In some states, such as Florida and Georgia, you are required to carry insurance on any registered vehicle. Even if the vehicle is being restored or is otherwise not drivable, it must carry state minimum insurance. In some states, special insurance is available for cars that are not being driven, while other states except non-driven vehicles from insurance requirements completely. Some states will allow you to drop coverage on a vehicle you are not driving, but you must surrender the tag and registration to qualify for the exemption.
Contact your state's motor vehicle division or highway patrol office and find out what the requirements are for your area. If the vehicle must be insured, you may want to look into auto insurance based on mileage, which would keep the cost of insuring the vehicle at a minimum while providing you with property and bodily injury protection. Contacting the local tag office is generally the easiest way to find out what vehicles must have insurance, and which ones are exempt. In some states, vehicles that are used entirely in farming and other occupations are exempt from insurance as long as they are not used on public roads, other than to cross from one private property to another.

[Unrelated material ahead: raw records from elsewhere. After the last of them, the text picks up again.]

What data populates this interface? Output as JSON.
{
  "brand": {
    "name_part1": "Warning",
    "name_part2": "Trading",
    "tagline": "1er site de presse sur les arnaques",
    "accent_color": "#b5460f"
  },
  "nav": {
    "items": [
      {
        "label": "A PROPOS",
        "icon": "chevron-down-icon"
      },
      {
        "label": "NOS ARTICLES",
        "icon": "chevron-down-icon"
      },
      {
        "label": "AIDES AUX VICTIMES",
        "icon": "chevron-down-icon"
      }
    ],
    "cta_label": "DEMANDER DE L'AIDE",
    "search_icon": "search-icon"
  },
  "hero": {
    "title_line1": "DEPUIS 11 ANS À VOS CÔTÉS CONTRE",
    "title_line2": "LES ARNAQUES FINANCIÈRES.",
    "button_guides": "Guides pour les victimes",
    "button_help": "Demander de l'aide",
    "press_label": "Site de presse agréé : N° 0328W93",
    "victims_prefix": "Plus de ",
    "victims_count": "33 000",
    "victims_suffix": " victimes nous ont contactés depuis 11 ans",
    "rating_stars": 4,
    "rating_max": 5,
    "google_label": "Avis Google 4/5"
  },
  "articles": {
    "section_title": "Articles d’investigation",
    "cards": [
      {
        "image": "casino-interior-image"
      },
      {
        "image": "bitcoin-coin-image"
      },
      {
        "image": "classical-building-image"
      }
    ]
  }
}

If the vehicle is being financed, you are probably required to maintain certain coverages or forfeit the lease or loan. This includes GAP insurance to cover the financed amount to the dealership, as well as state minimum liability or collision coverage. Whether you are driving the vehicle or not, having sufficient insurance to cover it against burglary or vandalism is important for your own peace of mind.
Answered April 27, 2011 by Anonymous